John William Waterhouse painted three episodes from the poem. In 1888, he painted the Lady setting out for Camelot in her boat; this work is now in the Tate Gallery. In 1894, Waterhouse painted the Lady at the climactic moment when she turns to look at Lancelot in the window; this work is now in the City Art Gallery in Leeds. In 1915, Waterhouse painted "I Am Half-Sick of Shadows," Said the Lady of Shalott, as she sits wistfully before her loom; this work is now in the Art Gallery of Ontario.

Because of the similarity in the stories, paintings of Elaine of Astolat tend to be very similar to paintings of the Lady of Shalott. The presence of a servant rowing the boat is one aspect that distinguishes them.

References in literature [edit]

References in music [edit]

References in music videos [edit]

Sink me in the river, at dawn
Send me away with the words of a love song

The boat in the Perry video is similar to some illustrations, such as the image by W. E. F. Britten. The very last scene of the video shows a close-up of two pages of the poem.[5]

References in television [edit]

See also [edit]

Notes [edit]

  1. ^ Potwin, L.S. (December 1902). "The Source of Tennyson's The Lady of Shalott". Modern Language Notes (Modern Language Notes, Vol. 17, No. 8) 17 (8): 237–239. doi:10.2307/2917812. JSTOR 2917812. 
  2. ^ a b Zanzucchi, Anne. "The Camelot Project at the University of Rochester: Alfred Lord Tennyson". Retrieved 2008-01-10. 
  3. ^ Spark, Muriel. The Prime of Miss Jean Brodie. London: MacMillan and Company Limited, 1961. 4, 23-24. Print.
  4. ^ Mitford, Nancy.
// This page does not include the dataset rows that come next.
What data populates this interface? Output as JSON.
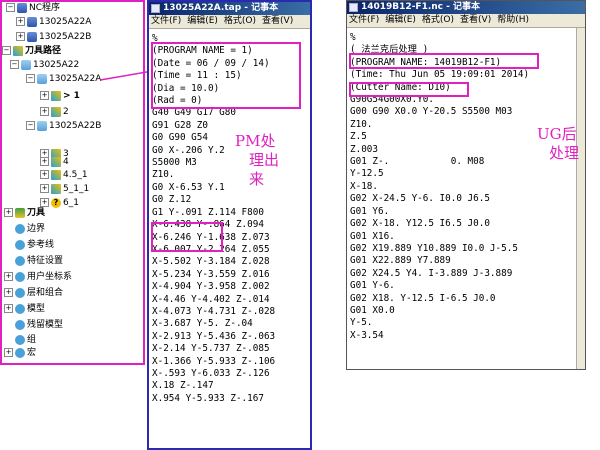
{
  "tree": {
    "items": [
      {
        "label": "NC程序",
        "icon": "nc-program-icon",
        "expander": "−"
      },
      {
        "label": "13025A22A",
        "icon": "nc-file-icon",
        "expander": "+"
      },
      {
        "label": "13025A22B",
        "icon": "nc-file-icon",
        "expander": "+"
      },
      {
        "label": "刀具路径",
        "icon": "toolpath-icon",
        "expander": "−"
      },
      {
        "label": "13025A22",
        "icon": "folder-icon",
        "expander": "−"
      },
      {
        "label": "13025A22A",
        "icon": "folder-icon",
        "expander": "−"
      },
      {
        "label": "> 1",
        "icon": "toolpath-item-icon",
        "expander": "+"
      },
      {
        "label": "2",
        "icon": "toolpath-item-icon",
        "expander": "+"
      },
      {
        "label": "13025A22B",
        "icon": "folder-icon",
        "expander": "−"
      },
      {
        "label": "3",
        "icon": "toolpath-item-icon",
        "expander": "+"
      },
      {
        "label": "4",
        "icon": "toolpath-item-icon",
        "expander": "+"
      },
      {
        "label": "4.5_1",
        "icon": "toolpath-item-icon",
        "expander": "+"
      },
      {
        "label": "5_1_1",
        "icon": "toolpath-item-icon",
        "expander": "+"
      },
      {
        "label": "6_1",
        "icon": "question-icon",
        "expander": "+"
      },
      {
        "label": "刀具",
        "icon": "tool-icon",
        "expander": "+"
      },
      {
        "label": "边界",
        "icon": "boundary-icon",
        "expander": ""
      },
      {
        "label": "参考线",
        "icon": "reference-line-icon",
        "expander": ""
      },
      {
        "label": "特征设置",
        "icon": "feature-set-icon",
        "expander": ""
      },
      {
        "label": "用户坐标系",
        "icon": "user-coordinate-icon",
        "expander": "+"
      },
      {
        "label": "层和组合",
        "icon": "layers-icon",
        "expander": "+"
      },
      {
        "label": "模型",
        "icon": "model-icon",
        "expander": "+"
      },
      {
        "label": "残留模型",
        "icon": "stock-model-icon",
        "expander": ""
      },
      {
        "label": "组",
        "icon": "group-icon",
        "expander": ""
      },
      {
        "label": "宏",
        "icon": "macro-icon",
        "expander": "+"
      }
    ]
  },
  "win1": {
    "title": "13025A22A.tap - 记事本",
    "menu": [
      "文件(F)",
      "编辑(E)",
      "格式(O)",
      "查看(V)"
    ],
    "lines": [
      "%",
      "(PROGRAM NAME = 1)",
      "(Date = 06 / 09 / 14)",
      "(Time = 11 : 15)",
      "(Dia = 10.0)",
      "(Rad = 0)",
      "G40 G49 G17 G80",
      "G91 G28 Z0",
      "G0 G90 G54",
      "G0 X-.206 Y.2",
      "S5000 M3",
      "Z10.",
      "G0 X-6.53 Y.1",
      "G0 Z.12",
      "G1 Y-.091 Z.114 F800",
      "X-6.438 Y-.864 Z.094",
      "X-6.246 Y-1.638 Z.073",
      "X-6.007 Y-2.264 Z.055",
      "X-5.502 Y-3.184 Z.028",
      "X-5.234 Y-3.559 Z.016",
      "X-4.904 Y-3.958 Z.002",
      "X-4.46 Y-4.402 Z-.014",
      "X-4.073 Y-4.731 Z-.028",
      "X-3.687 Y-5. Z-.04",
      "X-2.913 Y-5.436 Z-.063",
      "X-2.14 Y-5.737 Z-.085",
      "X-1.366 Y-5.933 Z-.106",
      "X-.593 Y-6.033 Z-.126",
      "X.18 Z-.147",
      "X.954 Y-5.933 Z-.167"
    ]
  },
  "win2": {
    "title": "14019B12-F1.nc - 记事本",
    "menu": [
      "文件(F)",
      "编辑(E)",
      "格式(O)",
      "查看(V)",
      "帮助(H)"
    ],
    "lines": [
      "%",
      "( 法兰克后处理 )",
      "(PROGRAM NAME: 14019B12-F1)",
      "(Time: Thu Jun 05 19:09:01 2014)",
      "(Cutter Name: D10)",
      "G90G54G00X0.Y0.",
      "G00 G90 X0.0 Y-20.5 S5500 M03",
      "Z10.",
      "Z.5",
      "Z.003",
      "G01 Z-.           0. M08",
      "Y-12.5",
      "X-18.",
      "G02 X-24.5 Y-6. I0.0 J6.5",
      "G01 Y6.",
      "G02 X-18. Y12.5 I6.5 J0.0",
      "G01 X16.",
      "G02 X19.889 Y10.889 I0.0 J-5.5",
      "G01 X22.889 Y7.889",
      "G02 X24.5 Y4. I-3.889 J-3.889",
      "G01 Y-6.",
      "G02 X18. Y-12.5 I-6.5 J0.0",
      "G01 X0.0",
      "Y-5.",
      "X-3.54"
    ]
  },
  "annotations": {
    "pm": [
      "PM处",
      "理出",
      "来"
    ],
    "ug": [
      "UG后",
      "处理"
    ]
  },
  "colors": {
    "annotation": "#e020c0",
    "win1_border": "#2a2ab0"
  }
}
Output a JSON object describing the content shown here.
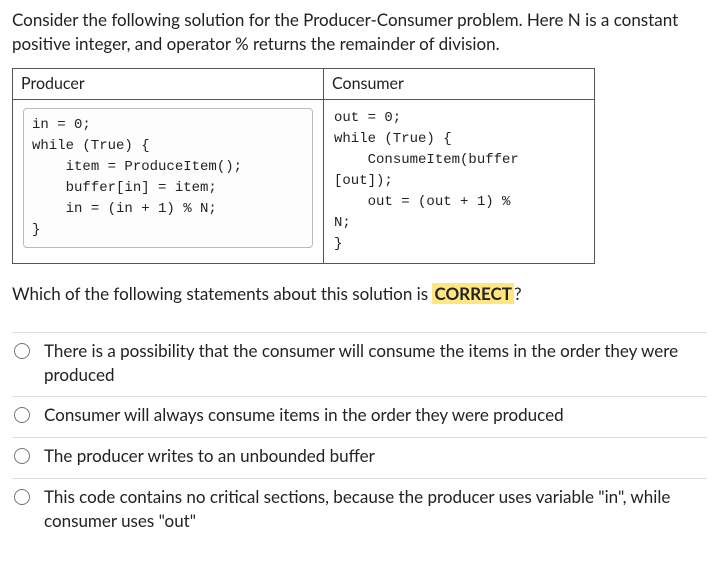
{
  "intro": "Consider the following solution for the Producer-Consumer problem. Here N is a constant positive integer, and operator % returns the remainder of division.",
  "table": {
    "headers": {
      "producer": "Producer",
      "consumer": "Consumer"
    },
    "producer_code": "in = 0;\nwhile (True) {\n    item = ProduceItem();\n    buffer[in] = item;\n    in = (in + 1) % N;\n}",
    "consumer_code": "out = 0;\nwhile (True) {\n    ConsumeItem(buffer\n[out]);\n    out = (out + 1) % \nN;\n}"
  },
  "question_prefix": "Which of the following statements about this solution is ",
  "question_highlight": "CORRECT",
  "question_suffix": "?",
  "options": [
    "There is a possibility that the consumer will consume the items in the order they were produced",
    "Consumer will always consume items in the order they were produced",
    "The producer writes to an unbounded buffer",
    "This code contains no critical sections, because the producer uses variable \"in\", while consumer uses \"out\""
  ]
}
Love in a Cold Climate. London: Penguin Books, 1954. 138. Print.
  5. ^ Music video by The Band Perry performing If I Die Young. 2010. Republic Nashville Records.

Further reading [edit]

External links [edit]